For the seeker
The following pages are the teeth of this ministry. My question to you is are you on a truth quest or a happiness quest? If you are on a happiness quest, seeking comfort, truth could prove to be evasive. However, if you are on a truth quest, sincerely seeking it, you will find peace in your life, and perhaps some happiness along the way. I think a quote from A. W. Tozer is appropriate here…”(F)or myself, I long ago decided that I would rather know the truth than be happy in ignorance. If I cannot have both truth and happiness, give me truth. We’ll have a long time to be happy in heaven.” (1)
This part of the ministry is about understanding a worldview and challenging whether or not yours is based on truth. We all possess a worldview, but how many of us have really taken the time to reflect the truth of it, the validity of it, or the objectiveness of it? Can a worldview be truly objective? How does a person establish a truthful worldview, or discern a fallacious one? You may be even wondering what a worldview really is?
Let’s start off with a colloquial definition. A worldview is ostensibly a way of how you perceive and understand the world to be, and also deeper questions like your purpose, meaning, and value.

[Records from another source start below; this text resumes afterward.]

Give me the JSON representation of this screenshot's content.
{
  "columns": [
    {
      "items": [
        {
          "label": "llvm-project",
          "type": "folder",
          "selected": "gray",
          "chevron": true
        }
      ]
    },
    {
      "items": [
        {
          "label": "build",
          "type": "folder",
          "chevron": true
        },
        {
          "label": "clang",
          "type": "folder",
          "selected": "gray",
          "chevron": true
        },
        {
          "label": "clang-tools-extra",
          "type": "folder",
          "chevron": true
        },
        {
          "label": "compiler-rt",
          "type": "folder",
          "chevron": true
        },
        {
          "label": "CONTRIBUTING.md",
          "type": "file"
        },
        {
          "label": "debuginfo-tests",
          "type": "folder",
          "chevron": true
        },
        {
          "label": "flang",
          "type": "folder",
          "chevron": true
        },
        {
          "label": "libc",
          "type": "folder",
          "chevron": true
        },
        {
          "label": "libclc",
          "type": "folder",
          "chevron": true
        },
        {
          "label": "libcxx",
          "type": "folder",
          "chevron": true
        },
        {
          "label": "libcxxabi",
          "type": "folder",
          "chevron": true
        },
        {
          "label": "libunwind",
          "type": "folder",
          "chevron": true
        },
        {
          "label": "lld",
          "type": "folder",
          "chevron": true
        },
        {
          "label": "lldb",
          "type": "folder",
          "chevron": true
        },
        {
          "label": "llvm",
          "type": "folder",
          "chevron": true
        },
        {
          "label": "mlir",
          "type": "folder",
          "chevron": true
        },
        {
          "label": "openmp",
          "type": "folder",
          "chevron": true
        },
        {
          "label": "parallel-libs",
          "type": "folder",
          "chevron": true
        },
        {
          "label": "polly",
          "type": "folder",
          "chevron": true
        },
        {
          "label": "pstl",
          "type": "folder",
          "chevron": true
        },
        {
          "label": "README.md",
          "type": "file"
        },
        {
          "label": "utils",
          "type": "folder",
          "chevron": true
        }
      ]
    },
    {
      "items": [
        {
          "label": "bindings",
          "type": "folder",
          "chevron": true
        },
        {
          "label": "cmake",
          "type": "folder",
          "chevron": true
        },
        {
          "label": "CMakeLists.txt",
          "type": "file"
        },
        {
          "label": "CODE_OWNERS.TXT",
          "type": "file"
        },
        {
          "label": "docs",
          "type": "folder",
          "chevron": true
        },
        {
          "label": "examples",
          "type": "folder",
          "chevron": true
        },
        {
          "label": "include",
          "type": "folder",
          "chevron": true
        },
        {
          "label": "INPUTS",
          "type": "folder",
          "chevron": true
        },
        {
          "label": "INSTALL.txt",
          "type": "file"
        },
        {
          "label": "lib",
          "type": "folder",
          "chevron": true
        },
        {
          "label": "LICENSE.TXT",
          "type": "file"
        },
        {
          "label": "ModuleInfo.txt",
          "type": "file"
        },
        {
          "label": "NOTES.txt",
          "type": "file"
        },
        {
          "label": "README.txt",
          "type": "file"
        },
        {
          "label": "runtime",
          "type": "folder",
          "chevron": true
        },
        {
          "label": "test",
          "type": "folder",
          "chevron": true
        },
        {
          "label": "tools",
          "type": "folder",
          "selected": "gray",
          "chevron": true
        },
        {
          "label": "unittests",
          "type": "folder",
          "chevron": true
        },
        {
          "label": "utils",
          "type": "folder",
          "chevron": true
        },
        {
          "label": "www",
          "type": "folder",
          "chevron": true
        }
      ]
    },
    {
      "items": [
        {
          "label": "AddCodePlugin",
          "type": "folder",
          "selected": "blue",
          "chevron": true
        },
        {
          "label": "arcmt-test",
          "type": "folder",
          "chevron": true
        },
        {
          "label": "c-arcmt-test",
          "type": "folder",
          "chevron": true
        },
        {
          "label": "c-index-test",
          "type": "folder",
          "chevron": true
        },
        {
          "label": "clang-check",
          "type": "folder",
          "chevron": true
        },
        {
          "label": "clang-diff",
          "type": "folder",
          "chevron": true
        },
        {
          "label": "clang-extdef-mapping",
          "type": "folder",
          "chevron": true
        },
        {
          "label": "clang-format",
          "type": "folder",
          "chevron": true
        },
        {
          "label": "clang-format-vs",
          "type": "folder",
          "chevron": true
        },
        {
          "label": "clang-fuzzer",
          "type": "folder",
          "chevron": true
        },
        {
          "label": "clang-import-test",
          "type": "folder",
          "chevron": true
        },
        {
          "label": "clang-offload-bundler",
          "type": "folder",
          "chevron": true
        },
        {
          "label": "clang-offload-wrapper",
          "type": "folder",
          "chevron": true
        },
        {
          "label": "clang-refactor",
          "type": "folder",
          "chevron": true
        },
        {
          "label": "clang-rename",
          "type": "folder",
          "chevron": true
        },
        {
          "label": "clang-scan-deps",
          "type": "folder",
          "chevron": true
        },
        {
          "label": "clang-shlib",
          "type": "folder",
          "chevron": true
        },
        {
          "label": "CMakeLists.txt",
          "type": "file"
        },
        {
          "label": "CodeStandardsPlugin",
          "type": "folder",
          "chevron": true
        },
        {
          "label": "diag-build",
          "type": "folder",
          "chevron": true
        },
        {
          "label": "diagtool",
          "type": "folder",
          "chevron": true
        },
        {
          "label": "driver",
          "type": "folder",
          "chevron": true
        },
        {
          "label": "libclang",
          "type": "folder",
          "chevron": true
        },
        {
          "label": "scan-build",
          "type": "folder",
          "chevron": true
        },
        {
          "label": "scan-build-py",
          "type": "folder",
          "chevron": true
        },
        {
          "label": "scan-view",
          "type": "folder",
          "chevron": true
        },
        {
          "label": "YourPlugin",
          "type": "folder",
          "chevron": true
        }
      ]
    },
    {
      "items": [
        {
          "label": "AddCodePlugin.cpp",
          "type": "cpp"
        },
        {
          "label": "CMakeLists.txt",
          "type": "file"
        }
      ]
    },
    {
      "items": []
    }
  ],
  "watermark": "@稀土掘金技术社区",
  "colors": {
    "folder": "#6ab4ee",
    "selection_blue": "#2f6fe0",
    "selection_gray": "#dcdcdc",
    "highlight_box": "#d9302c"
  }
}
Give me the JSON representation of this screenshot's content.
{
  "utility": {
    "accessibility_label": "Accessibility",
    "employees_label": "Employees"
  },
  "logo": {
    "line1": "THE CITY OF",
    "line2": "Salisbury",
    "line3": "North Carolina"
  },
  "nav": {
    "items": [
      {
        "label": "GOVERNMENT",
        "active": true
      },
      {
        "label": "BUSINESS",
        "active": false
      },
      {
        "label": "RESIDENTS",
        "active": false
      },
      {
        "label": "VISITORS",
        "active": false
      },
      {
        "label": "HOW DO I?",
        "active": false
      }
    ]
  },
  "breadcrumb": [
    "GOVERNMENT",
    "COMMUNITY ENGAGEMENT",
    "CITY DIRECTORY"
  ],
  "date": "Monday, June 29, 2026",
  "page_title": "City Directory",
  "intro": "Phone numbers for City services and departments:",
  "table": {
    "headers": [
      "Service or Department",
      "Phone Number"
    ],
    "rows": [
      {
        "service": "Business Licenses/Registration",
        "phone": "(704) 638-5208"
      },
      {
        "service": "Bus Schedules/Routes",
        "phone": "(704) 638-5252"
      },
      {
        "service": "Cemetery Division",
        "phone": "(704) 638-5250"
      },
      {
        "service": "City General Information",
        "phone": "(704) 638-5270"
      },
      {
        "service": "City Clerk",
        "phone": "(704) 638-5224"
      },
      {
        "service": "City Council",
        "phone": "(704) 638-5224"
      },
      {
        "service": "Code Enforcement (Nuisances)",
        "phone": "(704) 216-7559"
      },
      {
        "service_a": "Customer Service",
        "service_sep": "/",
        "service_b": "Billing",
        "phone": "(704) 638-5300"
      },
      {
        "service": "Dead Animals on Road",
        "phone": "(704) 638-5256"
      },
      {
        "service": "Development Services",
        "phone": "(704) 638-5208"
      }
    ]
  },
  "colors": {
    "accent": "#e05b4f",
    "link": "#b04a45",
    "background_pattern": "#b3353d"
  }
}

How you view something like morality, for example, is a major tenet in a worldview. If you are anything like me, your worldview may have changed through the years, perhaps without you pausing to think much about it. In ways we are products of our environment and have been given genetic dispositions from our parents which help initially shape us. We then experience events such as coming from loving families, broken families, no families, small towns, farms, big cities, cold areas, warm areas, English-speaking countries, non-English-speaking countries, mixed diversity, rich, poor, middle-of-the-road, etc. You get the point. These experiences also help shape your worldview. Then many of us go through high school, some of us go to college and beyond, some go to the military, some go straight to a job out of high school. Some of us may have had a significant event in our life which has altered our worldview.
Have you ever taken the time to really reflect on the ontology of the worldview you keep? What is it based on? Is it based on what your mom and dad taught you, on social trends, on what’s acceptable, on what goes against the grain? Is it based on what is attractive to you, what is novel and relatively undiscovered? Perhaps it is based on evidence, reason, and logic? Popular nowadays is what feels good, what feels right. If a worldview is based purely on emotions, then how can we trust it? Our emotions can be truthful in the fact we really feel them, but where emotions enter into the world of morality is when we actuate them, either through cognition or physical activity. And this is the realm where emotions betray us. So if your worldview is based on one of these scenarios, what is your litmus test for its truth? Does that even matter? If truth doesn’t matter then how would you ever discern true right from true wrong?
if we were immortal there would be no purpose for our lives
This portion of the Galilean is built for those who are truth seekers, not happiness seekers. It is built for people looking to challenge their worldview. The reality is one day you will no longer be able to animate your body and exist in the world as you currently know it. This timeline could be as soon as tomorrow, we just don’t know. Can you predict the date and time when your heart will stop and your lungs take their last breath? Of course not, but interestingly, if we did live forever we would never have to seek this truth would we? What would be the point? Literally nothing we do on earth would ever matter because we would be immortal! And if we were immortal there wouldn’t need to be any purpose, meaning, value, or hope in our life, or other big existential questions like these. Kind of amazing to think about. Perhaps with our mortality God really is trying to tell us something?
But since we have an expiration date, this allows us to entertain the big questions. Questions like:
Why does anything exist at all?
What is the meaning of life?
What is my purpose?
Why am I here?
Why is there so much evil and suffering?
Why was I born and why do I have to die?
My hope is that you’ve at least thought about a few of these questions. The one fact we can be sure of before we even begin this journey is that if God doesn’t exist, none of these questions is relevant in any ultimate way. What do I mean by that? Simply this; if we are just squishy robots, the product of purely infinitesimal chances of a primordial biological soup gone right, then nothing matters ultimately. We are just strange, yet wonderful accidents of a blind biological process. Our behavior, our decisions, our toils and triumphs matter nil, ultimately speaking, and would only matter relative to our earthly life. If all we are is destined for the grave and nothing beyond, then everybody should feel free to do as they want, anything goes.
If we are just squishy robots, the product of purely infinitesimal chances of a primordial biological soup, then nothing matters ultimately.
However, if God exists, that changes everything. That means your behavior, your decisions, your toils and triumphs do matter, both here and beyond the grave. This is the journey towards truth; to try and understand what lies beyond the grave and what that means for us while we have our earthly bodies. It means discerning the truth of a worldview, and if God exists, how we can come to know Him. After all, wouldn’t He have left us a couple of bread crumbs? So if you’re interested in a quest for truth please continue. My prayer is that you will find a starting point in the following tracts and then go much further on your own than I can in a few paragraphs on this website. It’s time to get going, but before we do, please enjoy this small narrative from philosopher and theologian William Lane Craig on the absurdity of life without God…